In the entries below, find the lines that contain the word "JSON" and copy them.

• • • • • • •

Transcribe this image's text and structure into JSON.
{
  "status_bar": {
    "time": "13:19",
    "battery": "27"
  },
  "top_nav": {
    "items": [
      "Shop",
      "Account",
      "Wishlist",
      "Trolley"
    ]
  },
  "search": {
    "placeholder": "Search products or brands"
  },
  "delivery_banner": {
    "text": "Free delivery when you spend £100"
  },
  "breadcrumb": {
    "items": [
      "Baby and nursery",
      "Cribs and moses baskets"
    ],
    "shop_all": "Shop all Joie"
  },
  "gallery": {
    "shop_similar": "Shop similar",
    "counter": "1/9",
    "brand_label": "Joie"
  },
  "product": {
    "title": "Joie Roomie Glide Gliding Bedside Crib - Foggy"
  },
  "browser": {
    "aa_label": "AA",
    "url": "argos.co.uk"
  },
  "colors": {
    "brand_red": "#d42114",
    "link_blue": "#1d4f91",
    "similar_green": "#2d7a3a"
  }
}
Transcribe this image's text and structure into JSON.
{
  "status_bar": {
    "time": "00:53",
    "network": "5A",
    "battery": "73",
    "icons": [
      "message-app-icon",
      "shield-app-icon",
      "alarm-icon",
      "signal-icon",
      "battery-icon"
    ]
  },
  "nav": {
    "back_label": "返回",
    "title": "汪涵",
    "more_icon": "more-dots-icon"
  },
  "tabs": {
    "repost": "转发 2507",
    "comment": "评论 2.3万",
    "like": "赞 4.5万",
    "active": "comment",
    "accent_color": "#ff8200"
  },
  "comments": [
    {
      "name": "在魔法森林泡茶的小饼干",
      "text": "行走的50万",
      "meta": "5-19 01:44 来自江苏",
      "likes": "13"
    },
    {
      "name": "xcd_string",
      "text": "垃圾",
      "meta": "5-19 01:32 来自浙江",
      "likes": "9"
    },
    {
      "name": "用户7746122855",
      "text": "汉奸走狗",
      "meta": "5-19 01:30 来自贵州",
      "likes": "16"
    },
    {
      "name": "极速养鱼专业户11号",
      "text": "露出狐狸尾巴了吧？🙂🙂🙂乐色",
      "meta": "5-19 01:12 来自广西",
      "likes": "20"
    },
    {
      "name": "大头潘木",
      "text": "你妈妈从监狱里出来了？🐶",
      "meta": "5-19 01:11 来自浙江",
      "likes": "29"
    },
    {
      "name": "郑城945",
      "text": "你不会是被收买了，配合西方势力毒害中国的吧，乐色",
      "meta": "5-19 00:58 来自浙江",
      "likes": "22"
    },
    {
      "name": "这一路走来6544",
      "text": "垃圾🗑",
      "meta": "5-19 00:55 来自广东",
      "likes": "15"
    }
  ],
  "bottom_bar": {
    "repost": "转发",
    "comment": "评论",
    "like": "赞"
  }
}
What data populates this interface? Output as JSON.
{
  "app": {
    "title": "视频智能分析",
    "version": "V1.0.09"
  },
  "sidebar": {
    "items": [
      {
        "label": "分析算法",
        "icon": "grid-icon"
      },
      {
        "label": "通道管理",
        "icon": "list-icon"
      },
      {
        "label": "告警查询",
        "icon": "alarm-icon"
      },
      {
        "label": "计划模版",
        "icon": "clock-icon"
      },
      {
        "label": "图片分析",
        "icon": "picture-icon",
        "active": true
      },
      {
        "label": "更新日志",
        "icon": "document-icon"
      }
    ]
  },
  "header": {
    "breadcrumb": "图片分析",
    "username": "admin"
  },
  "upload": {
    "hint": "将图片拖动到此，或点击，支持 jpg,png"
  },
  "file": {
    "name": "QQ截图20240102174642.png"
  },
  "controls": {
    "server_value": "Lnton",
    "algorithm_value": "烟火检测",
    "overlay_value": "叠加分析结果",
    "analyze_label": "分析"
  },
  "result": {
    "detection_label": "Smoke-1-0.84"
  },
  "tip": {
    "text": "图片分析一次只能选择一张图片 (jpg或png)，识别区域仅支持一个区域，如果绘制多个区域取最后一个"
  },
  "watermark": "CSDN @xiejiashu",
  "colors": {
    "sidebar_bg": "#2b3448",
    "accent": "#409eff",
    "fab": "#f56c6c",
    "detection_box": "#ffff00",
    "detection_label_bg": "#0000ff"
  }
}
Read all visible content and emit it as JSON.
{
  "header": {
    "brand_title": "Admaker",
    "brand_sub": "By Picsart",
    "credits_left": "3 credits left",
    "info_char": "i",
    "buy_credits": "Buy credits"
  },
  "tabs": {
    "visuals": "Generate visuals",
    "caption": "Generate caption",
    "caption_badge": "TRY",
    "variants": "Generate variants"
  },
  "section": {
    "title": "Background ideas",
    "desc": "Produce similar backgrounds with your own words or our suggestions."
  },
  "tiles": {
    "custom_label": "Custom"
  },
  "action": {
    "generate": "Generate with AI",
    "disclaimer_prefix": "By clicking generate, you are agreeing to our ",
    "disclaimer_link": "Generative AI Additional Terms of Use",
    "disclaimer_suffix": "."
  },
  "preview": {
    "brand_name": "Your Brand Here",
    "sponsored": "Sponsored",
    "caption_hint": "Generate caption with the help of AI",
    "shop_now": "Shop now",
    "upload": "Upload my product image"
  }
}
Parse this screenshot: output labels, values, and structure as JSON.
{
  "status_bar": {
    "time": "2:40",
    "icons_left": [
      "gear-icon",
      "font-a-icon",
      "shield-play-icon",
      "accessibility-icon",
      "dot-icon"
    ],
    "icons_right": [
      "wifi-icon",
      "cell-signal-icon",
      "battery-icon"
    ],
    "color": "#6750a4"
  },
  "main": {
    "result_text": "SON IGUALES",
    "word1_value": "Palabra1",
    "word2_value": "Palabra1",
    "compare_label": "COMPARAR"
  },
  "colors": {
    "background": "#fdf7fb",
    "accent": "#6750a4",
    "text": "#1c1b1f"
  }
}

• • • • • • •

YOUR RESPONSE:
Transcribe this image's text and structure into JSON.
Transcribe this image's text and structure into JSON.
What data populates this interface? Output as JSON.
Read all visible content and emit it as JSON.
Parse this screenshot: output labels, values, and structure as JSON.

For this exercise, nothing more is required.